Monday, September 20, 2010

Chor Bazaar

Mumbai has numerous bazaars and markets all over the city in which you can get just about anything your heart desires and then some. Chor Bazaar or "thieves" bazaar, is located in central Mumbai and is known for its antique furniture and curios. Walking around, it also has auto parts, with men disassembling cars and rickshaws right before your eyes, and shop afters shop of tools. There were a few shops that sold the horns for motorbikes, very important for navigating the streets of India. I went with a group of other teachers from ASB Sunday morning. I first poked my head into a shop selling statues of Hindu gods and Buddha made of many different metals and stone, as well as many other artifacts. It was a thin shop, barely wide enough for two people to pass each other. Everything was dusty. I wondered to myself how these artifacts made it into this store...looted from sites around the country? The man in the shop showed me some things, but it wasn't until he showed me an old spice box that he had my attention. These boxes varied in sizes, were wooden, had different carvings, and their lids slid off to the side, attached by a wooden nail. The inside of the boxes had varying sizes of compartments that were, at one time, filled with different spices or powder. I asked if he had any smaller ones and he said he did at another store. I followed him, winding through the bazaar, not able to keep up because I kept peering into other shops. We ended up at a store that had it's metal door halfway rolled up. He pushed it up and maneuvered some wooden boxes out of our way. The room had larger statues along with carved doors, windows and headboards. There was a beautifully painted shutter with Ganesh that I eyed. He showed me some other spice boxes and had a helper wash them, revealing some intense colors. He had another person take me to another show to look at more pieces, again winding around the bazaar. In the end, I walked away, not ready to buy anything or wanting it enough to really bargain for it. I wandered back to where I started and went into some furniture shops that had some great lanterns, candle holders, and spectacularly painted cupboards (which two other friends bought and did a great job with bargaining). We were only there for about an hour and a half, not enough time to thoroughly explore, but it whetted my pallet for another trip down and with Greg, who did not go because he had work to get done. As we headed back to the vans we came on, Reid and Rachel's buffet they purchased was hoisted onto an older man's head and he followed us through the bazaar. We all felt bad since he was half our height and probably in his late 60s. But, his neck is probably far stronger than any of ours. The pictures are of the area. Luckily, it was not crowded on a Sunday, which made for an even more pleasant experience.
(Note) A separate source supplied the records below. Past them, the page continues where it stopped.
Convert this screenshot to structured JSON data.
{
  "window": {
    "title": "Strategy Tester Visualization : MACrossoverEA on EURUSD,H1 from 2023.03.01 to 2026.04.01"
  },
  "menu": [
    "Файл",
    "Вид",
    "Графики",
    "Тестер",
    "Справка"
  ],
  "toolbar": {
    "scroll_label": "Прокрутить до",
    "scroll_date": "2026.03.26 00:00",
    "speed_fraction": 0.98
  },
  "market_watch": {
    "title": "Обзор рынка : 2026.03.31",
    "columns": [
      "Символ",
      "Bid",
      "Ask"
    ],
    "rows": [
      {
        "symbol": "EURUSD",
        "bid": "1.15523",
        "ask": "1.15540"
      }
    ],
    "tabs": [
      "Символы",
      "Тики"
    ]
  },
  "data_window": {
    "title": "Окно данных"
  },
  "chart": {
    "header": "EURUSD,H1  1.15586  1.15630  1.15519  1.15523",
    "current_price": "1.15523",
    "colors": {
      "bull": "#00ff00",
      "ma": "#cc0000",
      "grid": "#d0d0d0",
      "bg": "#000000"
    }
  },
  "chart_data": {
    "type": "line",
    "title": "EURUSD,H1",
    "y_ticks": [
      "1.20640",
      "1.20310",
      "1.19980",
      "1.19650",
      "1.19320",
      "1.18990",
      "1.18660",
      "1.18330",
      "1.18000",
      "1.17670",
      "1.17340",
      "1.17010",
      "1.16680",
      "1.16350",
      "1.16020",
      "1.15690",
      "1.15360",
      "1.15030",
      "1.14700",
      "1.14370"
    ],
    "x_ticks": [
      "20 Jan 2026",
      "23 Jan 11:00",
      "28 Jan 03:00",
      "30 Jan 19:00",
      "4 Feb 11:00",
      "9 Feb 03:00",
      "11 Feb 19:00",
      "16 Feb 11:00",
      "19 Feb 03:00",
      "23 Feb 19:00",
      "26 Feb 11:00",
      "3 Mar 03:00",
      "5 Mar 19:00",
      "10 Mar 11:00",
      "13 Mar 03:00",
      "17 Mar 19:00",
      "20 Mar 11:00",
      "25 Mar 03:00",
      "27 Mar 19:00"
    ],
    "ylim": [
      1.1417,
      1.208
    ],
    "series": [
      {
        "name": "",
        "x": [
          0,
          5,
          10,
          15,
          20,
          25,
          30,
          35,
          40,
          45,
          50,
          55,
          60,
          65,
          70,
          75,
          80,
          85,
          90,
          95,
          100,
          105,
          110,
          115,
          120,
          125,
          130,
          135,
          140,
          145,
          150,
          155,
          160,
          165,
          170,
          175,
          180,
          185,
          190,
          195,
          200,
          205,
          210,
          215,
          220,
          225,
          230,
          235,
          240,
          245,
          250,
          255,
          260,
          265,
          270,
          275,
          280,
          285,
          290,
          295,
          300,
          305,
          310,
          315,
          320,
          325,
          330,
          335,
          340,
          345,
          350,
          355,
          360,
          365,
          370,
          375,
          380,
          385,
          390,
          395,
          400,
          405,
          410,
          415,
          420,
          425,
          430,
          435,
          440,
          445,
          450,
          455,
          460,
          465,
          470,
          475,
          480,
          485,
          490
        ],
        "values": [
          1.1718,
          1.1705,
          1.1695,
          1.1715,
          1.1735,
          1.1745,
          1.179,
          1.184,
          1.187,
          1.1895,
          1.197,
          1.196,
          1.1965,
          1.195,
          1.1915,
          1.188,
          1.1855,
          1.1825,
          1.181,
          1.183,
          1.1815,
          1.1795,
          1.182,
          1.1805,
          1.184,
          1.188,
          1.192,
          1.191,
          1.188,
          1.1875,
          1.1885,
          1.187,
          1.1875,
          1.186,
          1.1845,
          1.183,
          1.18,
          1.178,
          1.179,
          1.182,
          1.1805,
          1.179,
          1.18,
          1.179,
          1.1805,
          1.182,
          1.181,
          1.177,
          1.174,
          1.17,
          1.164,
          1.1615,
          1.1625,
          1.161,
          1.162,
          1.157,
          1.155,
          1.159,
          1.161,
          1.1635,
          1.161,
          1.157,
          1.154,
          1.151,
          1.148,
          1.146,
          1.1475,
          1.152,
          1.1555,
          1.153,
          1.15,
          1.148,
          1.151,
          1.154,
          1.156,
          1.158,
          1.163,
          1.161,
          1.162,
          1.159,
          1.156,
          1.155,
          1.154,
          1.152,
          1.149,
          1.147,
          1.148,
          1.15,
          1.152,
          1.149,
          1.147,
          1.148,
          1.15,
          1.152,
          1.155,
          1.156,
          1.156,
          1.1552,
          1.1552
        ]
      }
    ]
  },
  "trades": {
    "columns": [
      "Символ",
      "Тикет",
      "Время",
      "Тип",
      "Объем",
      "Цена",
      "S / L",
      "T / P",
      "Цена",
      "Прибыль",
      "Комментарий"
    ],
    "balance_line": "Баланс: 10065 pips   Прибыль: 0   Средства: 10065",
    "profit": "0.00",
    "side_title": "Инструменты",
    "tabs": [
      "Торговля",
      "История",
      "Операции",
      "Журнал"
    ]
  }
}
1 comment:

  1. Those are some intense pictures and the bazaar sounds so exciting! I tend to buy everything in sight, so it's probably best if I never go there! :)